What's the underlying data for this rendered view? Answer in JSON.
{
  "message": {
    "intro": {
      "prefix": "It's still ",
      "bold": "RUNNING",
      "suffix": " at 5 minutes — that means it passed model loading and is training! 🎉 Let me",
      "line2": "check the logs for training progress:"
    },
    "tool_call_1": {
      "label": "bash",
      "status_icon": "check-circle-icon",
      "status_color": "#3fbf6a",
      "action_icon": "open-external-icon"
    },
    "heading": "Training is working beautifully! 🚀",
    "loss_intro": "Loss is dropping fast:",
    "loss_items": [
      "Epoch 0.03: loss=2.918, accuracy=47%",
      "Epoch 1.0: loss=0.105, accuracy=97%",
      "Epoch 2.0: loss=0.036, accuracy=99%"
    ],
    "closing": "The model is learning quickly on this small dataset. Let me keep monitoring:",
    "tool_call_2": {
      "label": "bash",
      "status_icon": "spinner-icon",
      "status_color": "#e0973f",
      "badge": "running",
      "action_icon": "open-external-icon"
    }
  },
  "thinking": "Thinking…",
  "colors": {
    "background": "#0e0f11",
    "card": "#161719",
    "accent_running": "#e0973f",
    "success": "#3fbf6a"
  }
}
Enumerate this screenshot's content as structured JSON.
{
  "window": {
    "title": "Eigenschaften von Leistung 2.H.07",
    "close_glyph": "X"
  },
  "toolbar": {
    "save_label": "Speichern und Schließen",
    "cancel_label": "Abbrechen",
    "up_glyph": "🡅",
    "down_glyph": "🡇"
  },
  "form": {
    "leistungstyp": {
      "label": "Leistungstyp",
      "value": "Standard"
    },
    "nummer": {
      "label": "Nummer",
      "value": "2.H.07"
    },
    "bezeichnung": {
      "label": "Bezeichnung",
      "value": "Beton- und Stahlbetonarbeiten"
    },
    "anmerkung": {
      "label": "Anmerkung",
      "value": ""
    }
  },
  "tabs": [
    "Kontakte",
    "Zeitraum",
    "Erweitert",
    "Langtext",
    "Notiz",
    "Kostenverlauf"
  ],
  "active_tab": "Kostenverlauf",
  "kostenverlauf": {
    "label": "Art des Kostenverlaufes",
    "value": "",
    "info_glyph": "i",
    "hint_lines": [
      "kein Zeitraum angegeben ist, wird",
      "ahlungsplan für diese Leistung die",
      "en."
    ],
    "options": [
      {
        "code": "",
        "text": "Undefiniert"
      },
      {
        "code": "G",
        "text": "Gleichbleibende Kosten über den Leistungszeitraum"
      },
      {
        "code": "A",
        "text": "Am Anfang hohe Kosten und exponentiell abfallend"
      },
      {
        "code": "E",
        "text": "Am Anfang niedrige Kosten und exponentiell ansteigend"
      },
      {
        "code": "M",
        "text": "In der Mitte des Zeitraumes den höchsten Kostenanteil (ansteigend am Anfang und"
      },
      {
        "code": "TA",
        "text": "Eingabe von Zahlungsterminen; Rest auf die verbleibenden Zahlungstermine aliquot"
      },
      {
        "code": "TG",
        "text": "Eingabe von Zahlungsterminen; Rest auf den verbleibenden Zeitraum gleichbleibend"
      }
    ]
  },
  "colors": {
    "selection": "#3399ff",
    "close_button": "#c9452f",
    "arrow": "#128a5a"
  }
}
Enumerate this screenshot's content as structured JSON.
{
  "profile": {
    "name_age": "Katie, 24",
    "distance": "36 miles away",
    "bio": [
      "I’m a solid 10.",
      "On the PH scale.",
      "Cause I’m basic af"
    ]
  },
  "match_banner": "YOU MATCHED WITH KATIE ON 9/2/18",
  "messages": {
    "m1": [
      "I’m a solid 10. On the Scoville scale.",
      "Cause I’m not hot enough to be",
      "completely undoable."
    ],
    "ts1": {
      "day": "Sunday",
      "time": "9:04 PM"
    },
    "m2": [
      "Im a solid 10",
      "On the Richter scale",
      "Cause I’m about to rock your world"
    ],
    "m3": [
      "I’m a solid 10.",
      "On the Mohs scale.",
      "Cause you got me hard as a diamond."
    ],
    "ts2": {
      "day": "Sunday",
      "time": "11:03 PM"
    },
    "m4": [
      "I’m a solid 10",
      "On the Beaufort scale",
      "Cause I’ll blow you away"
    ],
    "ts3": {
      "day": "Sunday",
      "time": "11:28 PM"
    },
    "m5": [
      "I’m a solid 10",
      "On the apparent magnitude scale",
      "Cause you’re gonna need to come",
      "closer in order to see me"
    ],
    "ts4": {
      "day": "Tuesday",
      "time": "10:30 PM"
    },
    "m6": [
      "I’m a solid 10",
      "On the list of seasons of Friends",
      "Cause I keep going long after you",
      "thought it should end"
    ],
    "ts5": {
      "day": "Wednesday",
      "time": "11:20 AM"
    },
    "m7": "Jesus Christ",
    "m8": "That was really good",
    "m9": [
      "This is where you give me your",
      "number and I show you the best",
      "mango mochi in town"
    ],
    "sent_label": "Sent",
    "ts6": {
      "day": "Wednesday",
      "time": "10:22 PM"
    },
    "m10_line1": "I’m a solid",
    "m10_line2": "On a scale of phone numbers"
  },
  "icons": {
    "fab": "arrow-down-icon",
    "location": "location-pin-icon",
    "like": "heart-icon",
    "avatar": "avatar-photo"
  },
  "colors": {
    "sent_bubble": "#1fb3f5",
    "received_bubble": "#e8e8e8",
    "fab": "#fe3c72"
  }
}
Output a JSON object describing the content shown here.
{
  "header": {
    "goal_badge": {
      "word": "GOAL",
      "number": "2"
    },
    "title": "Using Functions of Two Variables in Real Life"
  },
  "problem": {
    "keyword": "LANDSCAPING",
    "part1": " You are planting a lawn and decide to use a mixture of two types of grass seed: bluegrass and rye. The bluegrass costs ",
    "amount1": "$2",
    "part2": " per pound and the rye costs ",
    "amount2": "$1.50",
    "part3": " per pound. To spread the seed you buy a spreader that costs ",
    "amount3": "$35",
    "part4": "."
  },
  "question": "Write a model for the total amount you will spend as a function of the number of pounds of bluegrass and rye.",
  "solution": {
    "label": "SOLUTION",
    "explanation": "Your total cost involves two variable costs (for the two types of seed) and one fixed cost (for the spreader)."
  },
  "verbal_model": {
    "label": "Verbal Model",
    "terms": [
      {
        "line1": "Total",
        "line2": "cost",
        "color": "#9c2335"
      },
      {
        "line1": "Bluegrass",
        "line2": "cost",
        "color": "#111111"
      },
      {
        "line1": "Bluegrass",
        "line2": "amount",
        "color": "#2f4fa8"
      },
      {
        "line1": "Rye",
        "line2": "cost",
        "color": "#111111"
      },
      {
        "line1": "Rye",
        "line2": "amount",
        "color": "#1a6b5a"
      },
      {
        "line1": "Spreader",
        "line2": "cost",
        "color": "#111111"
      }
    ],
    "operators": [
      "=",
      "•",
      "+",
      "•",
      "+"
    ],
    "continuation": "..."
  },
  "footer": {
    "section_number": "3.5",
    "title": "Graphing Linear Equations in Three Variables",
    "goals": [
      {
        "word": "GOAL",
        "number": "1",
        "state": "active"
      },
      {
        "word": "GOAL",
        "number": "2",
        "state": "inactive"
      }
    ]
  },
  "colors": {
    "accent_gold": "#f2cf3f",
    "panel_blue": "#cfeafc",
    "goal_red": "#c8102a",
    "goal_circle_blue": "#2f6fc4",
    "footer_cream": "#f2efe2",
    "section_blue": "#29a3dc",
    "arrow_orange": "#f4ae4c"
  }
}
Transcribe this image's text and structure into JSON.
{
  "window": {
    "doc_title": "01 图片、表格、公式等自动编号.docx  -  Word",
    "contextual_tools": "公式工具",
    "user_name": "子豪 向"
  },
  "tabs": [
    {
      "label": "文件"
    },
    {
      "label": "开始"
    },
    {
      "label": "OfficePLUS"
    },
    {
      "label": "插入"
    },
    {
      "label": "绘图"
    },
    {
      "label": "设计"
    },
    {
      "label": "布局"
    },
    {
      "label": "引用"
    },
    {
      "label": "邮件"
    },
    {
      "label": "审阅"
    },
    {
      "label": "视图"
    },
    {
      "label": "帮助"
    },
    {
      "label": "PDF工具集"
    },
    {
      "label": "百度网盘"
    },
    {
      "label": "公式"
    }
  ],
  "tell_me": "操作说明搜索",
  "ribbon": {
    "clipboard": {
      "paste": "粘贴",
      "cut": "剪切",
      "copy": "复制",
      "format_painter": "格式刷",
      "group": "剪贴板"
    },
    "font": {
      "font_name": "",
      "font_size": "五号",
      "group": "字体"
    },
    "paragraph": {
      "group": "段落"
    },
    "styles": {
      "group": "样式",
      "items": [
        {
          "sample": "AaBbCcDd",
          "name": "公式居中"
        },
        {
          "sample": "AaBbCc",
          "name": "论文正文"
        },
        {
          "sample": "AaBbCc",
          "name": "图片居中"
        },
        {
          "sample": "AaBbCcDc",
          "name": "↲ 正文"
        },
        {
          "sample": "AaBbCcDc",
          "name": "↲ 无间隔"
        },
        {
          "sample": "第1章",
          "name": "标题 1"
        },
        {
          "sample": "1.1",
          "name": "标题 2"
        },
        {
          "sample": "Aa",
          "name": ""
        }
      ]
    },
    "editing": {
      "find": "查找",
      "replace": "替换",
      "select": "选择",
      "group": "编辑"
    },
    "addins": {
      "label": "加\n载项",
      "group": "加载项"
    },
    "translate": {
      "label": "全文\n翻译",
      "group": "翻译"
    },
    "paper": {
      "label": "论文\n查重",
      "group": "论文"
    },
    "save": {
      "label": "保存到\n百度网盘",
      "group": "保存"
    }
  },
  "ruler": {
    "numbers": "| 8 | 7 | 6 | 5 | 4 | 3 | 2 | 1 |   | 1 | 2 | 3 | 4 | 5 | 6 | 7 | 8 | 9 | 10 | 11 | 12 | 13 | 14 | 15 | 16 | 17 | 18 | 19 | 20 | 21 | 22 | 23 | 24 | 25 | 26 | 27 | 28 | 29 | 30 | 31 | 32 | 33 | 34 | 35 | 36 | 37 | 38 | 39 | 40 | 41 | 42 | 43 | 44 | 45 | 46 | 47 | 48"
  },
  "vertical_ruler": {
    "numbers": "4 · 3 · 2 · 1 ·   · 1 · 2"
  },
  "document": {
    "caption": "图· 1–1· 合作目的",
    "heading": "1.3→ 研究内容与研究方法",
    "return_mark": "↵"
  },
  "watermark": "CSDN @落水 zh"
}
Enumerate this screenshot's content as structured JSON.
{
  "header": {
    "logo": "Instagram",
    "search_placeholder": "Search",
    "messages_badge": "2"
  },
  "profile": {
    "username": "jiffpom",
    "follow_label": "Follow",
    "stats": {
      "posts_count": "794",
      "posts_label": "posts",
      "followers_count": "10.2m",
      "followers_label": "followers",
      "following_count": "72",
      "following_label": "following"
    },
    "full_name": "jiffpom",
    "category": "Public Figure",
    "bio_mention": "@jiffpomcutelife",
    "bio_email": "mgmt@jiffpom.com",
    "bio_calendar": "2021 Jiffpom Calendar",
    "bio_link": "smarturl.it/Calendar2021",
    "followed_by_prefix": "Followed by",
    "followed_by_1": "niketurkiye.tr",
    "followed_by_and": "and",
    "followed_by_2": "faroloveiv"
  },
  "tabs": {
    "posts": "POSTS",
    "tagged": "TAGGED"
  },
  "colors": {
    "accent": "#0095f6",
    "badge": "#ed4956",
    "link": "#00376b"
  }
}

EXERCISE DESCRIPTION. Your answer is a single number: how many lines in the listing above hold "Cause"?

EXERCISE RESULT. 7